=== DATASET ===
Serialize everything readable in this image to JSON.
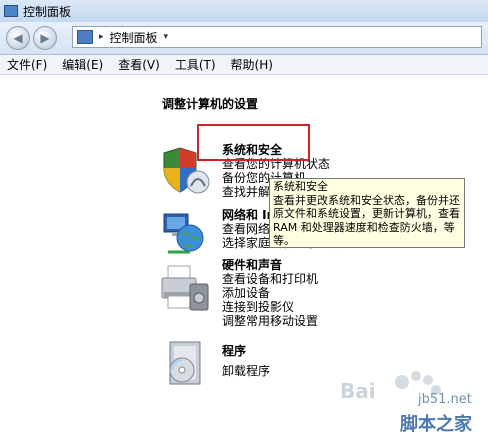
{
  "window": {
    "title": "控制面板"
  },
  "address": {
    "crumb": "控制面板",
    "separator": "▸",
    "dropdown": "▾"
  },
  "menu": [
    "文件(F)",
    "编辑(E)",
    "查看(V)",
    "工具(T)",
    "帮助(H)"
  ],
  "heading": "调整计算机的设置",
  "categories": [
    {
      "title": "系统和安全",
      "links": [
        "查看您的计算机状态",
        "备份您的计算机",
        "查找并解决问题"
      ]
    },
    {
      "title": "网络和 Internet",
      "links": [
        "查看网络状态和任务",
        "选择家庭组和共享选项"
      ]
    },
    {
      "title": "硬件和声音",
      "links": [
        "查看设备和打印机",
        "添加设备",
        "连接到投影仪",
        "调整常用移动设置"
      ]
    },
    {
      "title": "程序",
      "links": [
        "卸载程序"
      ]
    }
  ],
  "tooltip": {
    "title": "系统和安全",
    "body": "查看并更改系统和安全状态，备份并还原文件和系统设置，更新计算机，查看 RAM 和处理器速度和检查防火墙，等等。"
  },
  "watermark": {
    "site": "jb51.net",
    "name": "脚本之家"
  }
}
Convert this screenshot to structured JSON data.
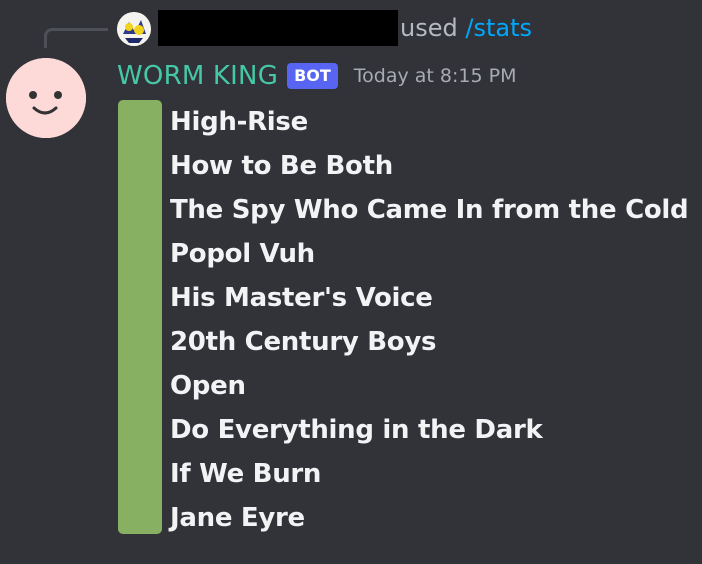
{
  "reply": {
    "used_text": "used",
    "command": "/stats"
  },
  "message": {
    "username": "WORM KING",
    "bot_tag": "BOT",
    "timestamp": "Today at 8:15 PM",
    "items": [
      {
        "title": "High-Rise"
      },
      {
        "title": "How to Be Both"
      },
      {
        "title": "The Spy Who Came In from the Cold"
      },
      {
        "title": "Popol Vuh"
      },
      {
        "title": "His Master's Voice"
      },
      {
        "title": "20th Century Boys"
      },
      {
        "title": "Open"
      },
      {
        "title": "Do Everything in the Dark"
      },
      {
        "title": "If We Burn"
      },
      {
        "title": "Jane Eyre"
      }
    ]
  },
  "colors": {
    "background": "#313338",
    "username": "#45c9a5",
    "bot_tag": "#5865f2",
    "command": "#00a8fc",
    "list_bar": "#87b062"
  },
  "icons": {
    "reply_avatar": "reply-user-avatar-icon",
    "bot_avatar": "smiley-face-avatar-icon"
  }
}
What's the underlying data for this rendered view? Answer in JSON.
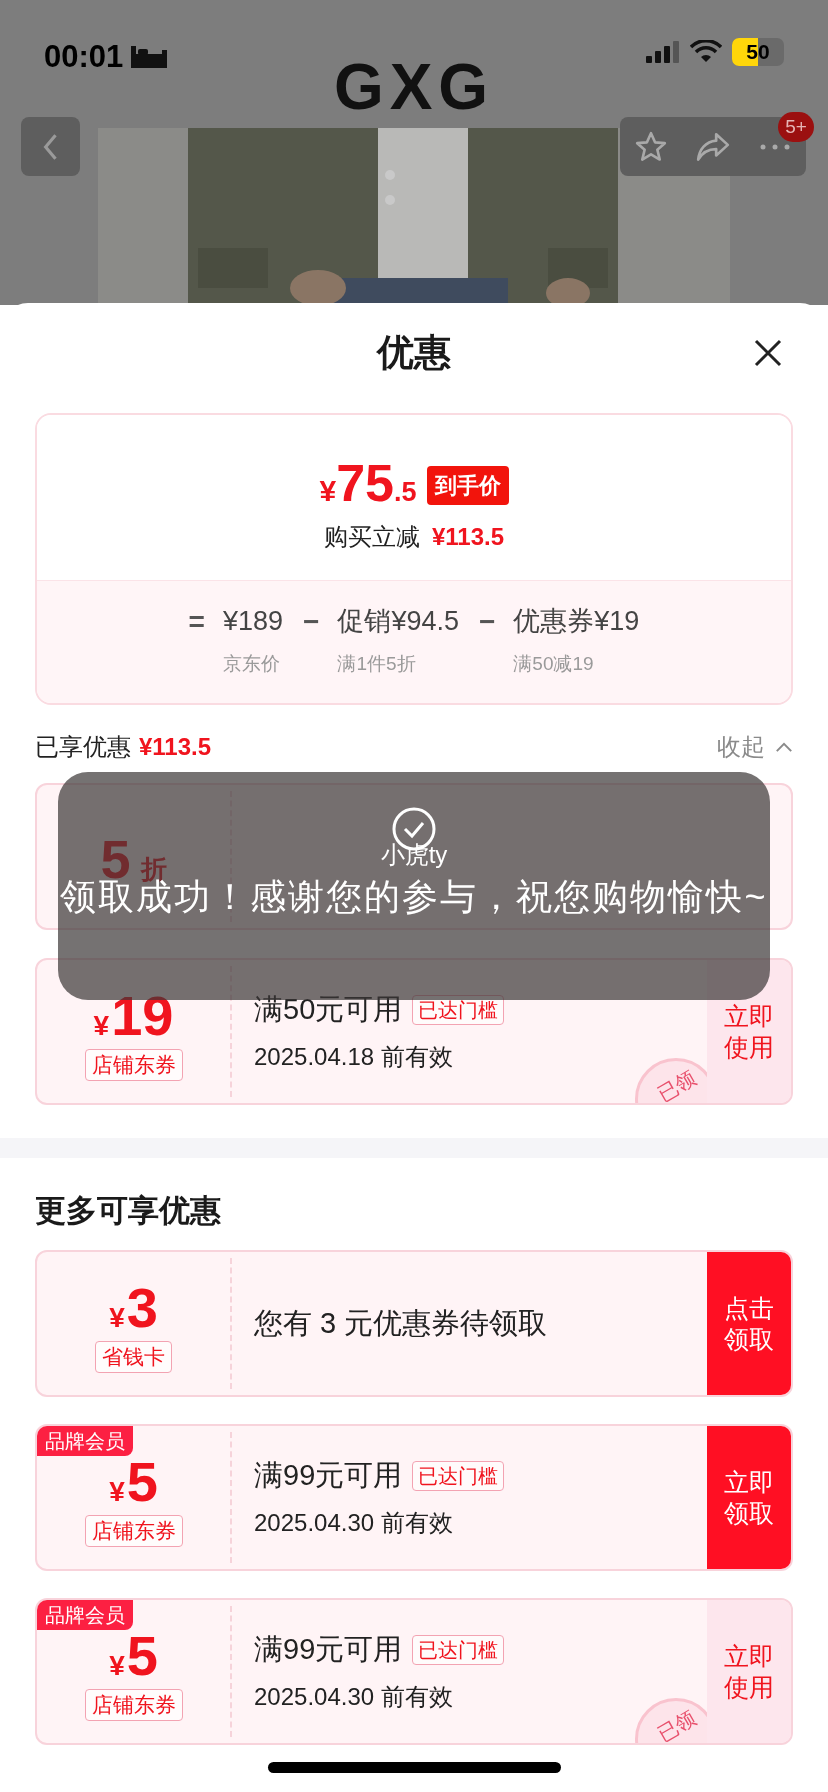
{
  "status_bar": {
    "time": "00:01",
    "battery": "50"
  },
  "product_header": {
    "logo": "GXG",
    "badge": "5+"
  },
  "sheet": {
    "title": "优惠"
  },
  "price_card": {
    "currency": "¥",
    "price_int": "75",
    "price_dec": ".5",
    "price_tag": "到手价",
    "saving_label": "购买立减",
    "saving_amount": "¥113.5",
    "formula": [
      {
        "operator": "=",
        "amount": "¥189",
        "note": "京东价"
      },
      {
        "operator": "−",
        "label": "促销",
        "amount": "¥94.5",
        "note": "满1件5折"
      },
      {
        "operator": "−",
        "label": "优惠券",
        "amount": "¥19",
        "note": "满50减19"
      }
    ]
  },
  "enjoyed": {
    "label": "已享优惠",
    "amount": "¥113.5",
    "toggle": "收起",
    "expanded": true
  },
  "enjoyed_coupons": [
    {
      "kind": "discount",
      "value": "5",
      "unit": "折"
    },
    {
      "kind": "cash",
      "currency": "¥",
      "value": "19",
      "tag": "店铺东券",
      "title": "满50元可用",
      "badge": "已达门槛",
      "validity": "2025.04.18 前有效",
      "action": {
        "label": "立即使用",
        "kind": "use"
      },
      "stamp": "已领"
    }
  ],
  "more": {
    "title": "更多可享优惠",
    "coupons": [
      {
        "kind": "cash",
        "currency": "¥",
        "value": "3",
        "tag": "省钱卡",
        "title": "您有 3 元优惠券待领取",
        "action": {
          "label": "点击领取",
          "kind": "claim"
        }
      },
      {
        "kind": "cash",
        "member_tag": "品牌会员",
        "currency": "¥",
        "value": "5",
        "tag": "店铺东券",
        "title": "满99元可用",
        "badge": "已达门槛",
        "validity": "2025.04.30 前有效",
        "action": {
          "label": "立即领取",
          "kind": "claim"
        }
      },
      {
        "kind": "cash",
        "member_tag": "品牌会员",
        "currency": "¥",
        "value": "5",
        "tag": "店铺东券",
        "title": "满99元可用",
        "badge": "已达门槛",
        "validity": "2025.04.30 前有效",
        "action": {
          "label": "立即使用",
          "kind": "use"
        },
        "stamp": "已领"
      }
    ]
  },
  "toast": {
    "user": "小虎ty",
    "message": "领取成功！感谢您的参与，祝您购物愉快~"
  }
}
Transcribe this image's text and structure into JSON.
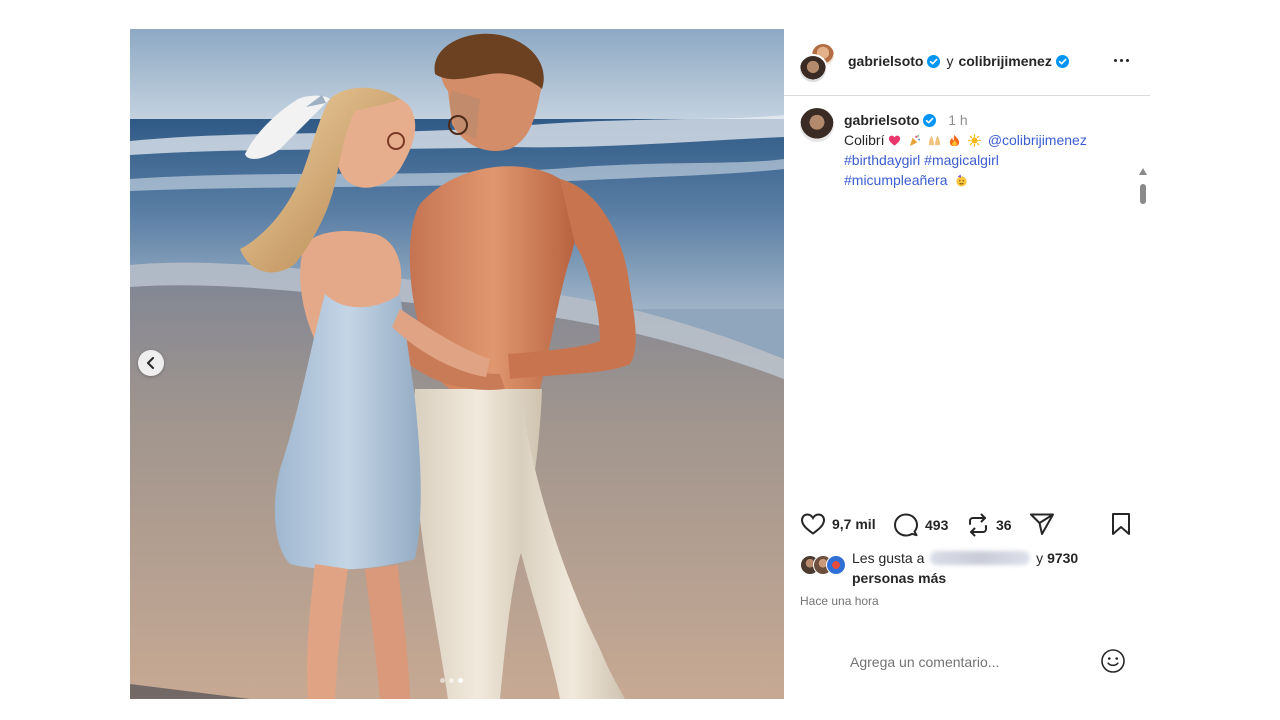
{
  "post": {
    "author": "gabrielsoto",
    "conjunction": "y",
    "collaborator": "colibrijimenez",
    "carousel": {
      "current": 3,
      "total": 3
    }
  },
  "caption": {
    "username": "gabrielsoto",
    "time": "1 h",
    "text_start": "Colibrí",
    "emojis": [
      "heart-emoji",
      "party-popper-emoji",
      "raising-hands-emoji",
      "fire-emoji",
      "sun-emoji"
    ],
    "mention": "@colibrijimenez",
    "hashtag_1": "#birthdaygirl",
    "hashtag_2": "#magicalgirl",
    "hashtag_3": "#micumpleañera",
    "trailing_emoji": "partying-face-emoji"
  },
  "actions": {
    "likes": "9,7 mil",
    "comments": "493",
    "reposts": "36"
  },
  "liked_by": {
    "prefix": "Les gusta a",
    "connector": "y",
    "count": "9730",
    "suffix": "personas más"
  },
  "timestamp": "Hace una hora",
  "comment": {
    "placeholder": "Agrega un comentario..."
  },
  "colors": {
    "link": "#3b5dd1",
    "verified": "#0095f6",
    "heart": "#ed4956"
  }
}
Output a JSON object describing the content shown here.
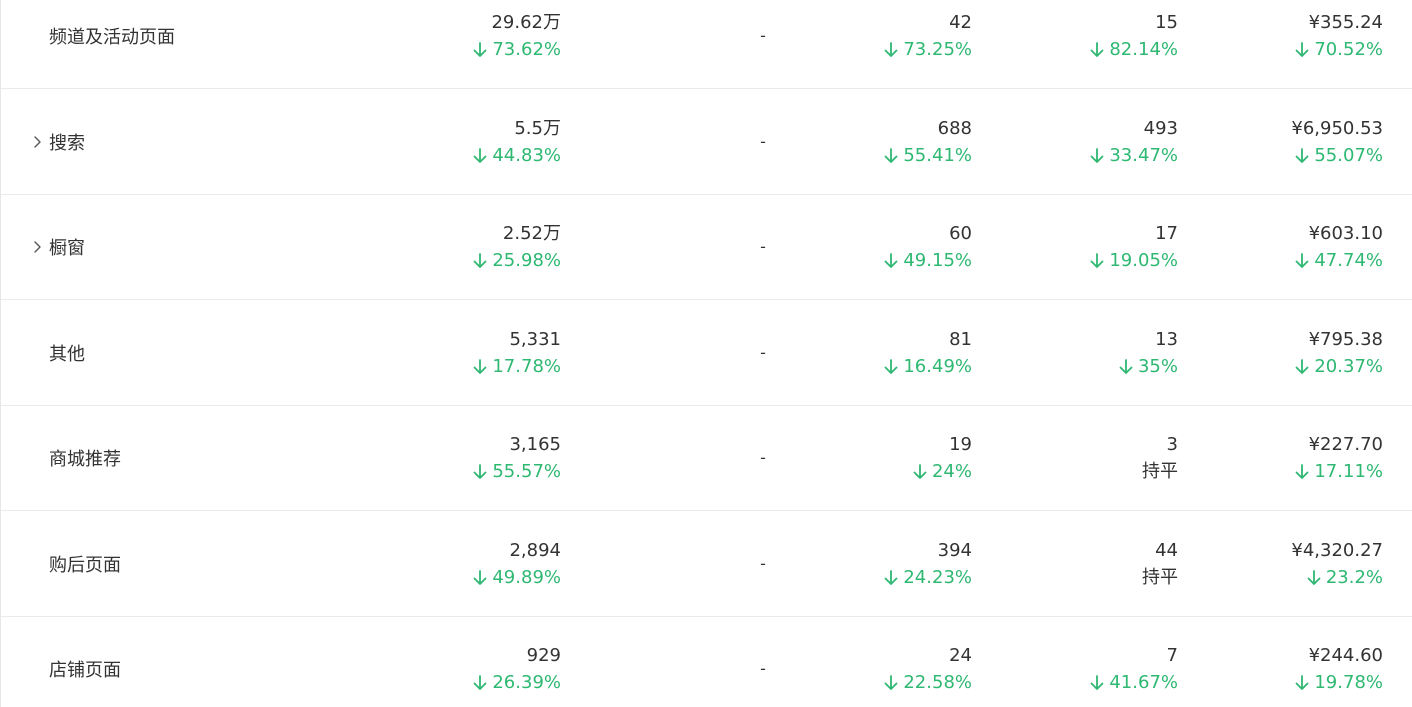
{
  "colors": {
    "down": "#2eb872",
    "text": "#333333",
    "divider": "#ebebeb"
  },
  "icons": {
    "expand": "chevron-right-icon",
    "decrease": "arrow-down-icon"
  },
  "rows": [
    {
      "name": "频道及活动页面",
      "expandable": false,
      "col1": {
        "value": "29.62万",
        "change": "73.62%",
        "dir": "down"
      },
      "col2": {
        "value": "-"
      },
      "col3": {
        "value": "42",
        "change": "73.25%",
        "dir": "down"
      },
      "col4": {
        "value": "15",
        "change": "82.14%",
        "dir": "down"
      },
      "col5": {
        "value": "¥355.24",
        "change": "70.52%",
        "dir": "down"
      }
    },
    {
      "name": "搜索",
      "expandable": true,
      "col1": {
        "value": "5.5万",
        "change": "44.83%",
        "dir": "down"
      },
      "col2": {
        "value": "-"
      },
      "col3": {
        "value": "688",
        "change": "55.41%",
        "dir": "down"
      },
      "col4": {
        "value": "493",
        "change": "33.47%",
        "dir": "down"
      },
      "col5": {
        "value": "¥6,950.53",
        "change": "55.07%",
        "dir": "down"
      }
    },
    {
      "name": "橱窗",
      "expandable": true,
      "col1": {
        "value": "2.52万",
        "change": "25.98%",
        "dir": "down"
      },
      "col2": {
        "value": "-"
      },
      "col3": {
        "value": "60",
        "change": "49.15%",
        "dir": "down"
      },
      "col4": {
        "value": "17",
        "change": "19.05%",
        "dir": "down"
      },
      "col5": {
        "value": "¥603.10",
        "change": "47.74%",
        "dir": "down"
      }
    },
    {
      "name": "其他",
      "expandable": false,
      "col1": {
        "value": "5,331",
        "change": "17.78%",
        "dir": "down"
      },
      "col2": {
        "value": "-"
      },
      "col3": {
        "value": "81",
        "change": "16.49%",
        "dir": "down"
      },
      "col4": {
        "value": "13",
        "change": "35%",
        "dir": "down"
      },
      "col5": {
        "value": "¥795.38",
        "change": "20.37%",
        "dir": "down"
      }
    },
    {
      "name": "商城推荐",
      "expandable": false,
      "col1": {
        "value": "3,165",
        "change": "55.57%",
        "dir": "down"
      },
      "col2": {
        "value": "-"
      },
      "col3": {
        "value": "19",
        "change": "24%",
        "dir": "down"
      },
      "col4": {
        "value": "3",
        "change": "持平",
        "dir": "flat"
      },
      "col5": {
        "value": "¥227.70",
        "change": "17.11%",
        "dir": "down"
      }
    },
    {
      "name": "购后页面",
      "expandable": false,
      "col1": {
        "value": "2,894",
        "change": "49.89%",
        "dir": "down"
      },
      "col2": {
        "value": "-"
      },
      "col3": {
        "value": "394",
        "change": "24.23%",
        "dir": "down"
      },
      "col4": {
        "value": "44",
        "change": "持平",
        "dir": "flat"
      },
      "col5": {
        "value": "¥4,320.27",
        "change": "23.2%",
        "dir": "down"
      }
    },
    {
      "name": "店铺页面",
      "expandable": false,
      "col1": {
        "value": "929",
        "change": "26.39%",
        "dir": "down"
      },
      "col2": {
        "value": "-"
      },
      "col3": {
        "value": "24",
        "change": "22.58%",
        "dir": "down"
      },
      "col4": {
        "value": "7",
        "change": "41.67%",
        "dir": "down"
      },
      "col5": {
        "value": "¥244.60",
        "change": "19.78%",
        "dir": "down"
      }
    }
  ]
}
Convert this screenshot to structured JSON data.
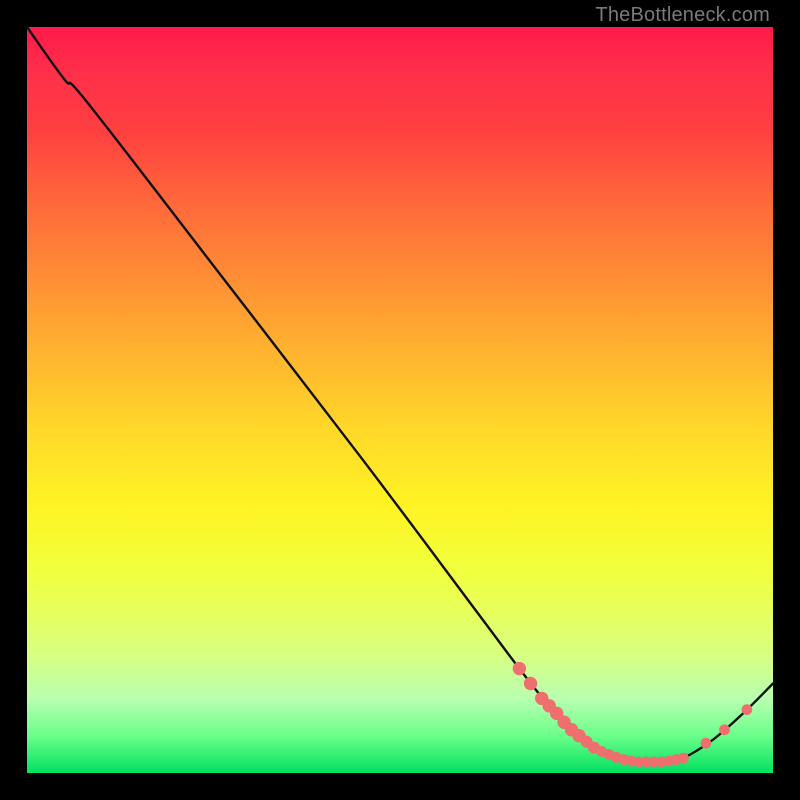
{
  "watermark": "TheBottleneck.com",
  "colors": {
    "background": "#000000",
    "curve_stroke": "#111111",
    "marker_fill": "#ef6e6e",
    "marker_stroke": "#ef6e6e"
  },
  "chart_data": {
    "type": "line",
    "title": "",
    "xlabel": "",
    "ylabel": "",
    "xlim": [
      0,
      100
    ],
    "ylim": [
      0,
      100
    ],
    "series": [
      {
        "name": "curve",
        "x": [
          0,
          5,
          8,
          25,
          45,
          60,
          66,
          70,
          74,
          78,
          82,
          86,
          88,
          92,
          96,
          100
        ],
        "y": [
          100,
          93,
          90,
          68,
          42,
          22,
          14,
          9,
          5,
          2.5,
          1.5,
          1.5,
          2,
          4.5,
          8,
          12
        ]
      }
    ],
    "markers": [
      {
        "x": 66.0,
        "y": 14.0,
        "r": 1.0
      },
      {
        "x": 67.5,
        "y": 12.0,
        "r": 1.0
      },
      {
        "x": 69.0,
        "y": 10.0,
        "r": 1.0
      },
      {
        "x": 70.0,
        "y": 9.0,
        "r": 1.0
      },
      {
        "x": 71.0,
        "y": 8.0,
        "r": 1.0
      },
      {
        "x": 72.0,
        "y": 6.8,
        "r": 1.0
      },
      {
        "x": 73.0,
        "y": 5.8,
        "r": 1.0
      },
      {
        "x": 74.0,
        "y": 5.0,
        "r": 1.0
      },
      {
        "x": 75.0,
        "y": 4.2,
        "r": 0.9
      },
      {
        "x": 76.0,
        "y": 3.4,
        "r": 0.9
      },
      {
        "x": 77.0,
        "y": 2.9,
        "r": 0.8
      },
      {
        "x": 78.0,
        "y": 2.5,
        "r": 0.8
      },
      {
        "x": 79.0,
        "y": 2.1,
        "r": 0.8
      },
      {
        "x": 80.0,
        "y": 1.8,
        "r": 0.8
      },
      {
        "x": 81.0,
        "y": 1.6,
        "r": 0.8
      },
      {
        "x": 82.0,
        "y": 1.5,
        "r": 0.8
      },
      {
        "x": 83.0,
        "y": 1.5,
        "r": 0.8
      },
      {
        "x": 84.0,
        "y": 1.5,
        "r": 0.8
      },
      {
        "x": 85.0,
        "y": 1.5,
        "r": 0.8
      },
      {
        "x": 86.0,
        "y": 1.6,
        "r": 0.8
      },
      {
        "x": 87.0,
        "y": 1.8,
        "r": 0.8
      },
      {
        "x": 88.0,
        "y": 2.0,
        "r": 0.8
      },
      {
        "x": 91.0,
        "y": 4.0,
        "r": 0.8
      },
      {
        "x": 93.5,
        "y": 5.8,
        "r": 0.8
      },
      {
        "x": 96.5,
        "y": 8.5,
        "r": 0.8
      }
    ]
  }
}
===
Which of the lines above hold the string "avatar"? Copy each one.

    "reply_avatar": "reply-user-avatar-icon",
    "bot_avatar": "smiley-face-avatar-icon"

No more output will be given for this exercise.